[Data extracted from a collection]
*****
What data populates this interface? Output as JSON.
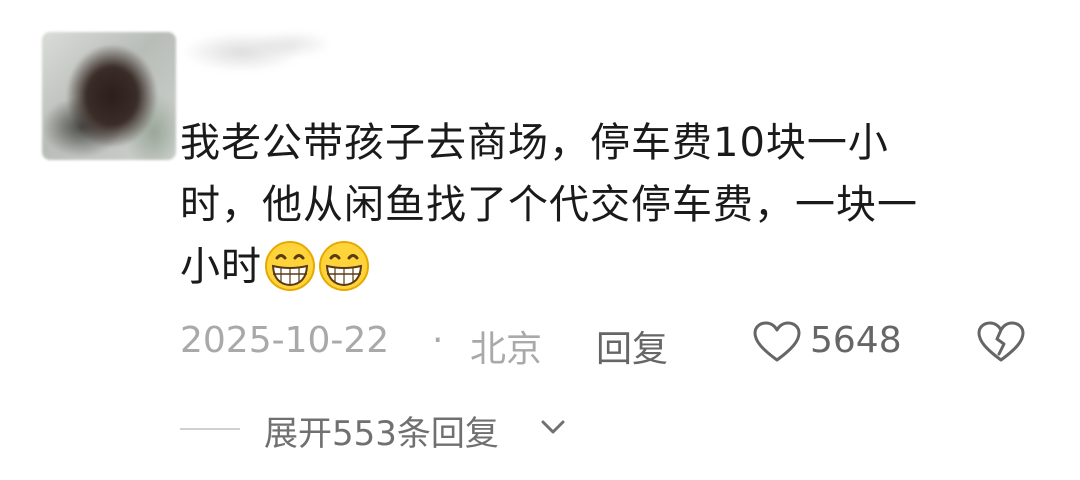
{
  "comment": {
    "text_line1": "我老公带孩子去商场，停车费10块一小",
    "text_line2": "时，他从闲鱼找了个代交停车费，一块一",
    "text_line3": "小时",
    "emojis": [
      "grinning-face-icon",
      "grinning-face-icon"
    ],
    "date": "2025-10-22",
    "separator": "·",
    "location": "北京",
    "reply_label": "回复",
    "like_count": "5648",
    "expand_label": "展开553条回复"
  },
  "colors": {
    "text": "#1a1a1a",
    "meta": "#a9a9a9",
    "action": "#666666"
  }
}
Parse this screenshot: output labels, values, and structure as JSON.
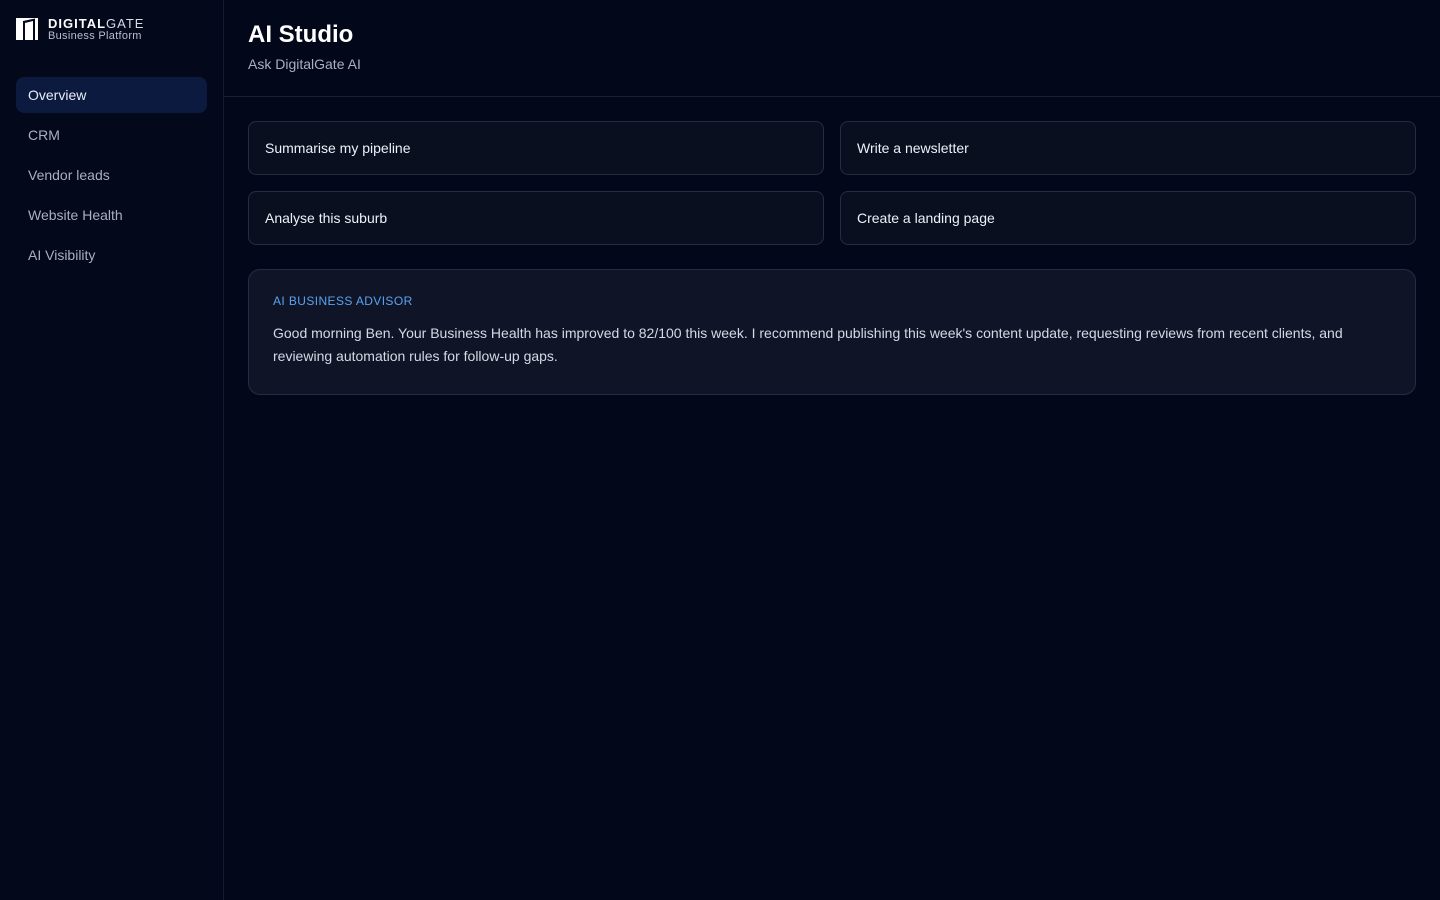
{
  "brand": {
    "name_strong": "DIGITAL",
    "name_light": "GATE",
    "subtitle": "Business Platform"
  },
  "sidebar": {
    "items": [
      {
        "label": "Overview",
        "active": true
      },
      {
        "label": "CRM",
        "active": false
      },
      {
        "label": "Vendor leads",
        "active": false
      },
      {
        "label": "Website Health",
        "active": false
      },
      {
        "label": "AI Visibility",
        "active": false
      }
    ]
  },
  "header": {
    "title": "AI Studio",
    "subtitle": "Ask DigitalGate AI"
  },
  "actions": [
    {
      "label": "Summarise my pipeline"
    },
    {
      "label": "Write a newsletter"
    },
    {
      "label": "Analyse this suburb"
    },
    {
      "label": "Create a landing page"
    }
  ],
  "advisor": {
    "label": "AI BUSINESS ADVISOR",
    "message": "Good morning Ben. Your Business Health has improved to 82/100 this week. I recommend publishing this week's content update, requesting reviews from recent clients, and reviewing automation rules for follow-up gaps."
  },
  "colors": {
    "background": "#03071a",
    "active_nav": "#0c1a40",
    "accent": "#5aa2f0"
  },
  "icons": {
    "brand": "door-logo-icon"
  }
}
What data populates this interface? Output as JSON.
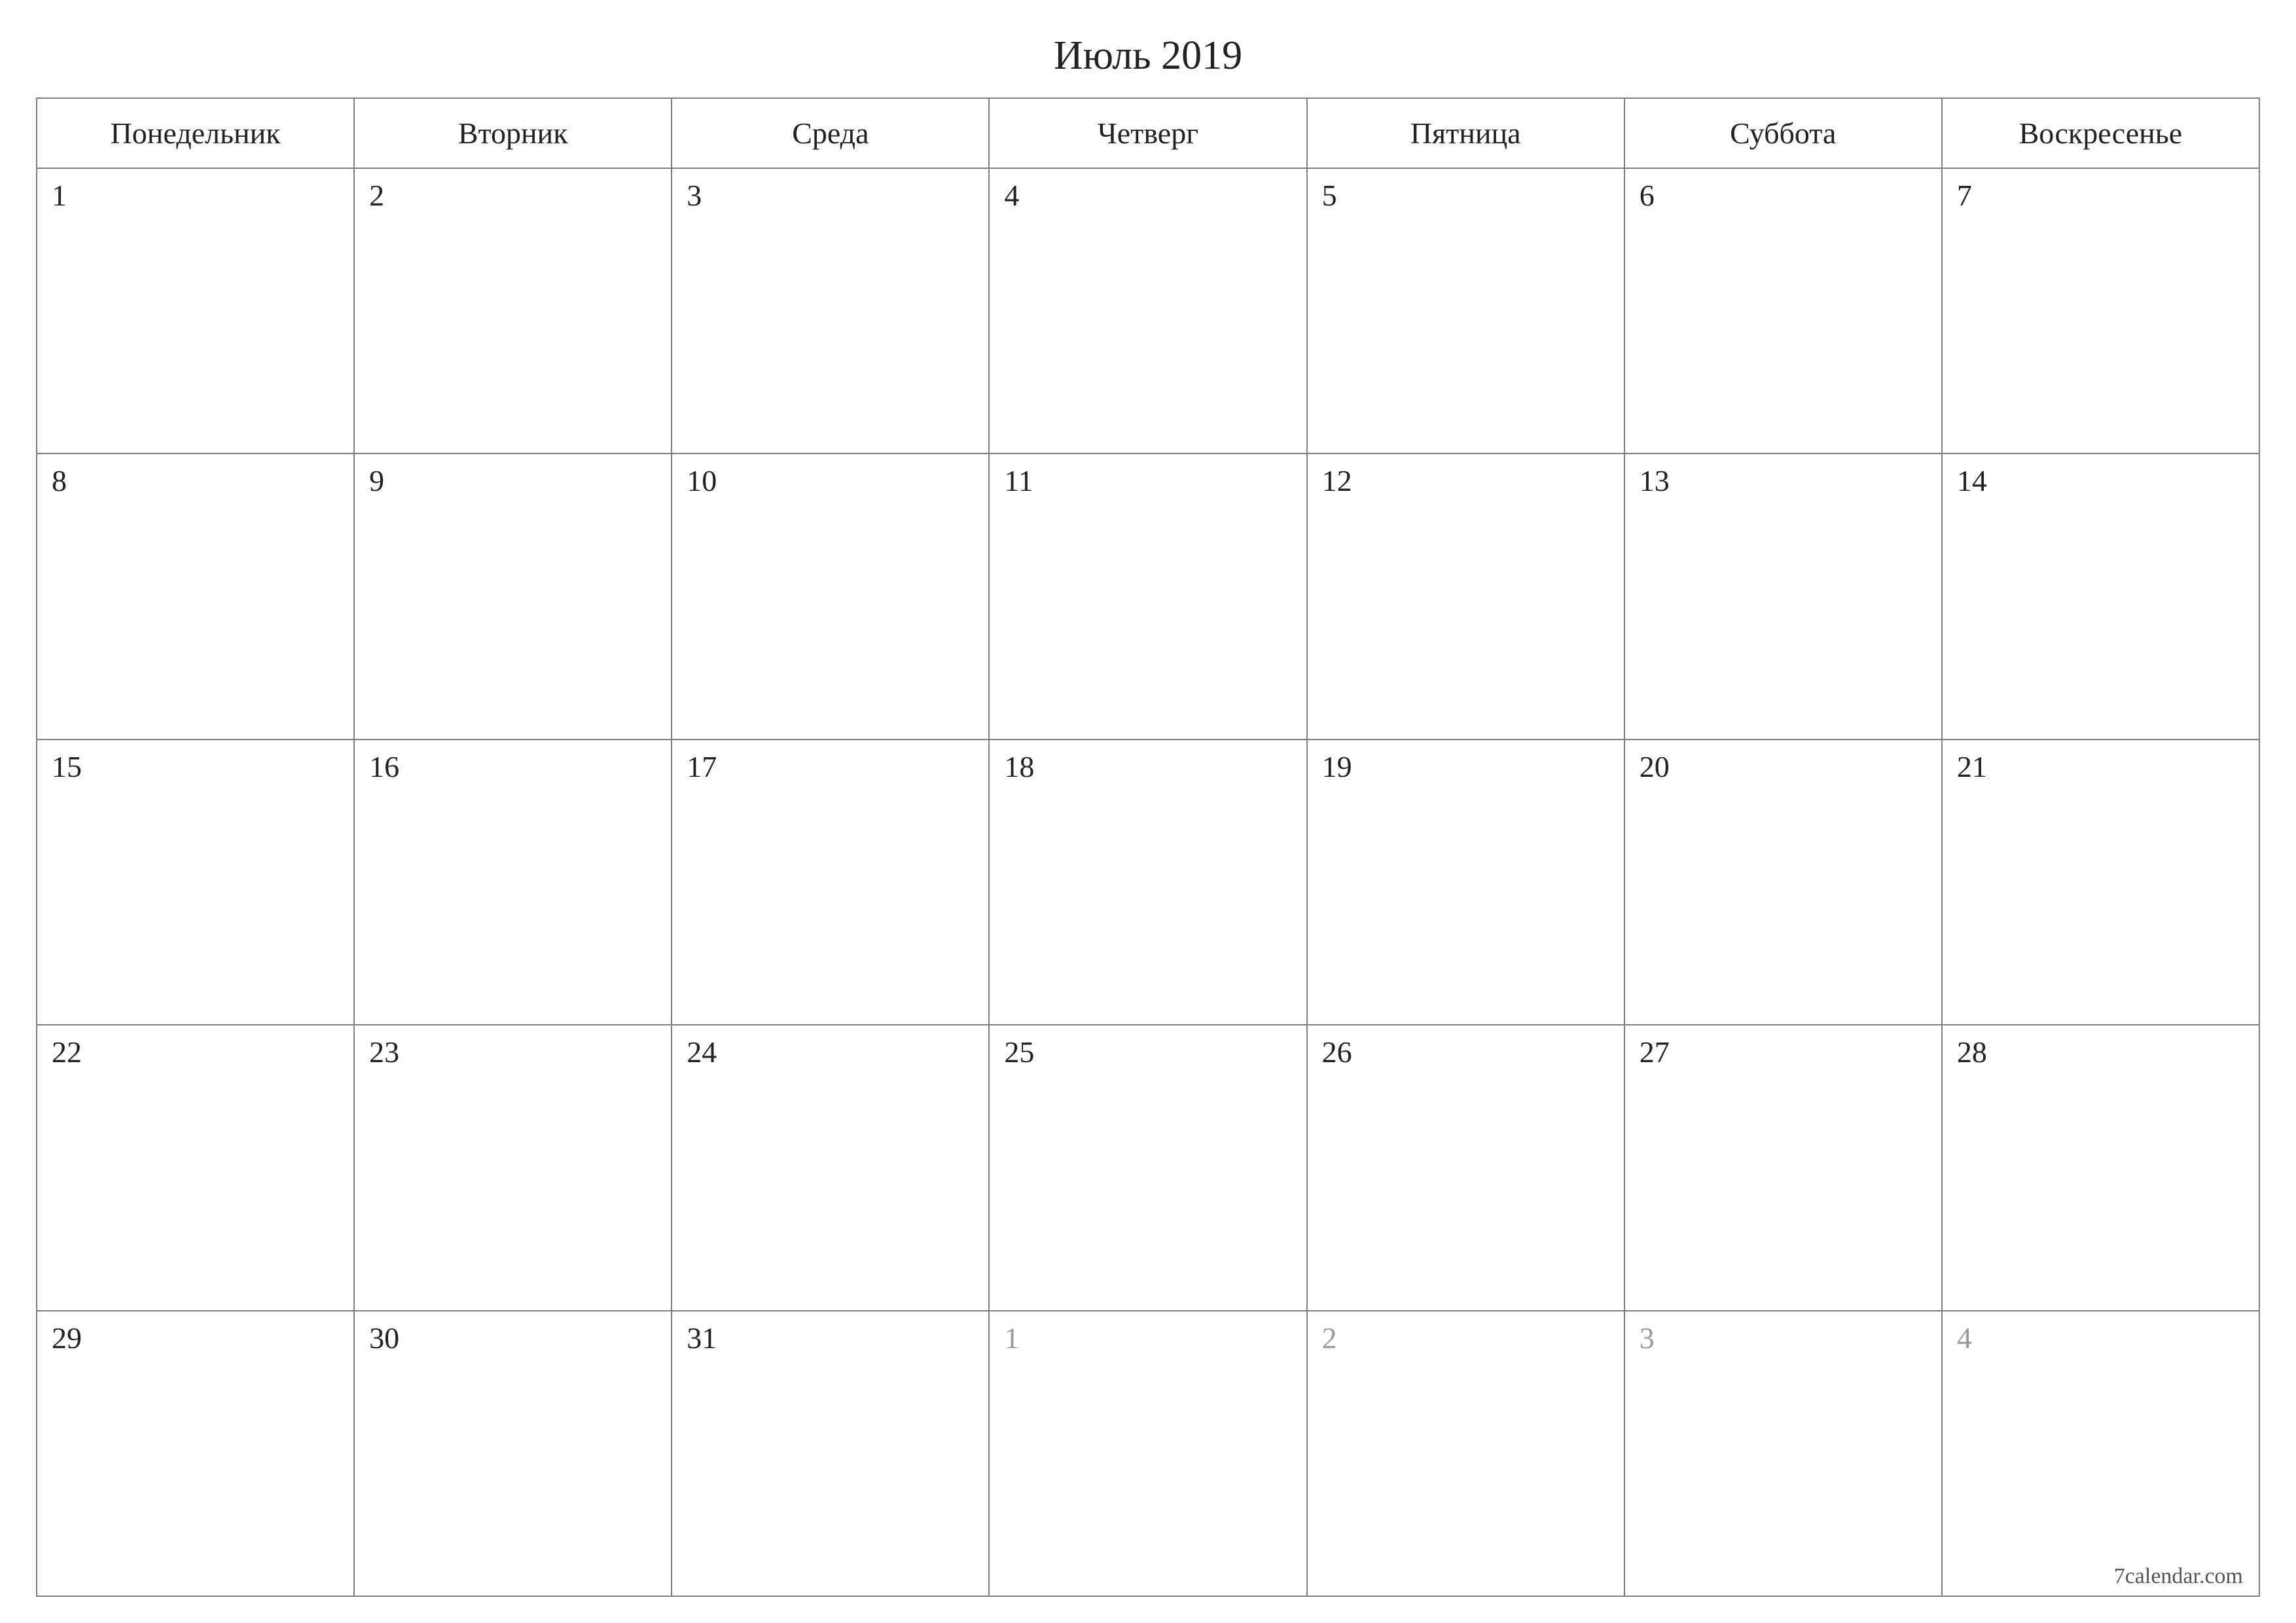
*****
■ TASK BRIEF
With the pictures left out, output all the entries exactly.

■ ANSWER
What data populates this interface? Output as JSON.
{
  "comment": {
    "text_line1": "我老公带孩子去商场，停车费10块一小",
    "text_line2": "时，他从闲鱼找了个代交停车费，一块一",
    "text_line3": "小时",
    "emojis": [
      "grinning-face-icon",
      "grinning-face-icon"
    ],
    "date": "2025-10-22",
    "separator": "·",
    "location": "北京",
    "reply_label": "回复",
    "like_count": "5648",
    "expand_label": "展开553条回复"
  },
  "colors": {
    "text": "#1a1a1a",
    "meta": "#a9a9a9",
    "action": "#666666"
  }
}
Parse this screenshot: output labels, values, and structure as JSON.
{
  "brand": {
    "name_strong": "DIGITAL",
    "name_light": "GATE",
    "subtitle": "Business Platform"
  },
  "sidebar": {
    "items": [
      {
        "label": "Overview",
        "active": true
      },
      {
        "label": "CRM",
        "active": false
      },
      {
        "label": "Vendor leads",
        "active": false
      },
      {
        "label": "Website Health",
        "active": false
      },
      {
        "label": "AI Visibility",
        "active": false
      }
    ]
  },
  "header": {
    "title": "AI Studio",
    "subtitle": "Ask DigitalGate AI"
  },
  "actions": [
    {
      "label": "Summarise my pipeline"
    },
    {
      "label": "Write a newsletter"
    },
    {
      "label": "Analyse this suburb"
    },
    {
      "label": "Create a landing page"
    }
  ],
  "advisor": {
    "label": "AI BUSINESS ADVISOR",
    "message": "Good morning Ben. Your Business Health has improved to 82/100 this week. I recommend publishing this week's content update, requesting reviews from recent clients, and reviewing automation rules for follow-up gaps."
  },
  "colors": {
    "background": "#03071a",
    "active_nav": "#0c1a40",
    "accent": "#5aa2f0"
  },
  "icons": {
    "brand": "door-logo-icon"
  }
}
What data populates this interface? Output as JSON.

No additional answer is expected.